Despite a killer cast lineup, CBS's run at Israeli adaptations has yet to redeem itself. Is it a thrilling plot, full of secrecy and double crosses? Yes. But do we care? Nah, not really. They made a few slight inroads into getting to know the hostage-takers this episode, which has built me a fragile bridge of interest, but without either a) a deeper explanation of the conspiracy theories and political machinations or b) a complex family dynamic that keeps me invested, this show just isn't getting me in the gut like it should.

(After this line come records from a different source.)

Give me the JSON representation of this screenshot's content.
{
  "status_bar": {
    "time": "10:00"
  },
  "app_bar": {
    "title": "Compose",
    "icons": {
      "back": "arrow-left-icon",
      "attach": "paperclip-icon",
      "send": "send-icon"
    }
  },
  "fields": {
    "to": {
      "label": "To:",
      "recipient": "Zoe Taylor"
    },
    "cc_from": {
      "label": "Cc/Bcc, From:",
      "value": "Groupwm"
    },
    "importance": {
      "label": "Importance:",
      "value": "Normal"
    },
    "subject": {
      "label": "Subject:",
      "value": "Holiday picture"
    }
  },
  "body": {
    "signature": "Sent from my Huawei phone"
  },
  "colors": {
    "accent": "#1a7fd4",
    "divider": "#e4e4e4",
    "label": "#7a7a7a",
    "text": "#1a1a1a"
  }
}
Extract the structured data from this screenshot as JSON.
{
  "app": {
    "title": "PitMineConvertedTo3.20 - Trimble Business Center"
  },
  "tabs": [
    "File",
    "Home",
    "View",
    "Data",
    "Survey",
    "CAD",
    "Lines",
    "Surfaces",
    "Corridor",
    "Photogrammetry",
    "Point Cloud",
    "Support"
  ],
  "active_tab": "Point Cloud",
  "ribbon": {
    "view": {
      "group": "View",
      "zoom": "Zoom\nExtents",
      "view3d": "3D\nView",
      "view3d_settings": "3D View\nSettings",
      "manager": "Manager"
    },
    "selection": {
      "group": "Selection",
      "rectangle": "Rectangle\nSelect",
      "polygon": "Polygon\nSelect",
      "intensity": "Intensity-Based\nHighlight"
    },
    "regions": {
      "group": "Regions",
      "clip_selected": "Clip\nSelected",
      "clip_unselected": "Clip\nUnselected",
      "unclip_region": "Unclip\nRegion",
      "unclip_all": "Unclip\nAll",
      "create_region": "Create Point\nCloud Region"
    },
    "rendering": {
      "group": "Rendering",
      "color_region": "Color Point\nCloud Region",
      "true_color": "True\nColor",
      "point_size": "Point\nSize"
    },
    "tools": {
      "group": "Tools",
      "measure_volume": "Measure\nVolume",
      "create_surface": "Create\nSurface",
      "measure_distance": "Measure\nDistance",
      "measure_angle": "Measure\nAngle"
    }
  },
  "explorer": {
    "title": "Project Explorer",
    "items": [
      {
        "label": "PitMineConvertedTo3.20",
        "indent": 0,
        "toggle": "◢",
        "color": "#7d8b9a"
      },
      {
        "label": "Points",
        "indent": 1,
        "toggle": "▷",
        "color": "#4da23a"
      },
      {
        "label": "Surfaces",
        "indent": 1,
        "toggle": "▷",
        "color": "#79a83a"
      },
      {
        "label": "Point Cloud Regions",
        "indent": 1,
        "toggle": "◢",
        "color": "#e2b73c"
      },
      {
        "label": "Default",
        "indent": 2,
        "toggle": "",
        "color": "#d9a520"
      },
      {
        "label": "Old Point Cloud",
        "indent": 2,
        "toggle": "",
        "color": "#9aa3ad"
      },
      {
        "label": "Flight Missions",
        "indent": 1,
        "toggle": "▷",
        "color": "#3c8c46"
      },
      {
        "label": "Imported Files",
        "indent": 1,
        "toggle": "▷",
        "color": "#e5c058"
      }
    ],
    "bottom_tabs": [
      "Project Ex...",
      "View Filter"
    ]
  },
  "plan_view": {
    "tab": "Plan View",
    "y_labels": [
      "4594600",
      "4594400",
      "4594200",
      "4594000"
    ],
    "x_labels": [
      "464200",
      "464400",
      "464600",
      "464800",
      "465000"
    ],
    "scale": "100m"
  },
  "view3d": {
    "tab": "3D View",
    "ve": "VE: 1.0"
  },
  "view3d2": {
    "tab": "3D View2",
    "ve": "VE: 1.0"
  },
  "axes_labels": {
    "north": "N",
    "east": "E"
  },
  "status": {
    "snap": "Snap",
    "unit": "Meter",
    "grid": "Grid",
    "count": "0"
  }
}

One of the reasons the first season of 24 was so genius was that you had zero doubt concerning Jack Bauer's love for both his family and country, and watching where that drove him is what made the twists of the plot so rewarding. It had all of the tension and intrigue that Hostages is trying to create, with the addition of creating a real exchange between viewer and character.
Here, we have no Bauer family. At this point, I would even take Teri and her ridiculous amnesia over the limp victim noodles that are son, daughter, and father alike. The daughter's boyfriend deserves so much better, I was only disappointed that the drug dealer let the son off so easily, and I'm not buying the husband's eleventh hour bid for nobility.
Toni is the only character that does anything other than passively accept her status. She's fairly clever in her problem solving, but even she can't be the Jack Bauer, because I don't buy that she really loves her family. They haven't convinced me in the writing--and believe me, if they can convince me that Kim should live for Jack's sake, anything is possible.
I attribute a main reason for my disconnect with the son and daughter's plights to a common television narrative device: they exhibit teenagers in their worst light, where they withhold information and then act enraged that no one around them knows their pain. Then, they use the careful reveal of pieces of the truth as a tool to make their parents feel like trash.
It's possibly a good thing I'm not a parent. I'd take them back to the pound if they ever acted like that.
I end with a nod to the choice to show both Dylan and the weasley chief of staff show facial expressions that betray desperation in quick succession. I thought Dylan couldn't be any sexier--and then they compared him to that.